"When I was asked to contribute to Rough Trade Publishing's A Song A Day to Keep The Pain Away (#SADRTP) benefit project, covering Grizzly Bear's outstanding album cut, "Foreground" somehow felt like the right starting point; in the moment, I was reacting to the Trump Administration's Muslim Ban, projecting a song about a relationship falling apart onto man and country," one-time Das Racist affiliate and frequent Heems collaborator Lushlife wrote within a recent statement. "Foreground" was released on Day #74 of a planned 90-day initiative by Rough Trade Publishing, which they vehemently attest aims to "help a little with the pain and perhaps, even inspire you. We hope so. We all need to be doing whatever we can to make 2017 a better tomorrow." Previous prescribers to their A Song A Day Keeps The Pain Away benefit comp. include Sondre Lerche, Nada Surf, King Khan, A Place to Bury Strangers, Superchunk, awesomely-named Prism Tats, Juliana Hatfield, and countless talented artists. "Foreground" originally appeared within Grizzly Bears critically-acclaimed 2009 Warp Records album, Veckatimest; although, they've been relatively quiet since its 2012 follow-up Shields, it appears as though frontman Ed Droste and Grizzly Bear bandmates Daniel Rossen, Christopher Bear, and Chris Taylor are currently hard at work writing and recording their long-awaited fifth studio album for imminent release.

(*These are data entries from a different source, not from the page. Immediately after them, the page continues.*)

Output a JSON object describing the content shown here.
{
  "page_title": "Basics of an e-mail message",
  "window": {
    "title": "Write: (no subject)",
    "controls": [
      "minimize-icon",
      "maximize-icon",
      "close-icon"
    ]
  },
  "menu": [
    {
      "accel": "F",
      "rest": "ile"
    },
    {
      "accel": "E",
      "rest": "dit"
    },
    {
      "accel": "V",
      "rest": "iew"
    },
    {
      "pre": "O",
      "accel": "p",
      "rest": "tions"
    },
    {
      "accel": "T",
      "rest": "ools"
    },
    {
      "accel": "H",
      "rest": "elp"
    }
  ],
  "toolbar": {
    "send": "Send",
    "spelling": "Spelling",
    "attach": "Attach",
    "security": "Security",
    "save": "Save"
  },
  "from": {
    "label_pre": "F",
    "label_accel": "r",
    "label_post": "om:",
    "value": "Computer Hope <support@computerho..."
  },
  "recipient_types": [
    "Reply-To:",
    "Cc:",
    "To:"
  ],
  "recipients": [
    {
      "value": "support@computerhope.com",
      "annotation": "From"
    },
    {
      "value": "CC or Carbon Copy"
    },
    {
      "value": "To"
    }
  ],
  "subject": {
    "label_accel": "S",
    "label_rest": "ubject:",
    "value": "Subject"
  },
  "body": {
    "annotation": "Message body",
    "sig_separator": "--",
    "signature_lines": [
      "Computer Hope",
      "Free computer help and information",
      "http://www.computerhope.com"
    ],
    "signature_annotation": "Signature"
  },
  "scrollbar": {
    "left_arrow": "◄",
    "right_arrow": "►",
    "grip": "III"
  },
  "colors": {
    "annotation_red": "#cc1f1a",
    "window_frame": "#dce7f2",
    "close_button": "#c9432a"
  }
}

Lushlife is certainly no stranger to recording and releasing inventive genre-spanning covers, as he has currently re-worked or expertly interpolated the likes of My Bloody Valentine, Billy Idol+French-Italian Horror film, French Coldwave pioneers Asylum Party, R. Stevie Moore with fellow Philadelphian Zilla Rocca, and Kanye & The Beach Boys for a fittingly-titled 2005 mash-up album, West Sounds. "As the administration's anti-immigrant policies predictably set ablaze a rash of hate crimes against Indian-Americans and other minorities (a topic I recently wrote an op-ed about in the Washington Post), the track's book-ending rhymes about xenophobia and nationalism took on a heightened urgency. Ultimately though, my goal was to re-interpret Grizzly Bear's plaintive joint with buoyant marching drums and fizzy Pop synths to emote something hopeful for these bleak times," Rough Trade Publishing's recent press release continued. Lushlife's like-minded MY IDOLS ARE DEAD + MY ENEMIES ARE IN POWER mixtape was unleashed upon the terribly dumbfounded world on the eve of Donald Trump's presidency with 100% of proceeds earned being donated to the ACLU. I was lucky enough to personally speak with Raj Haldar (Lushlife) and publish a comprehensive 5-question Idols + Enemies-centric interview right here at The Witzard!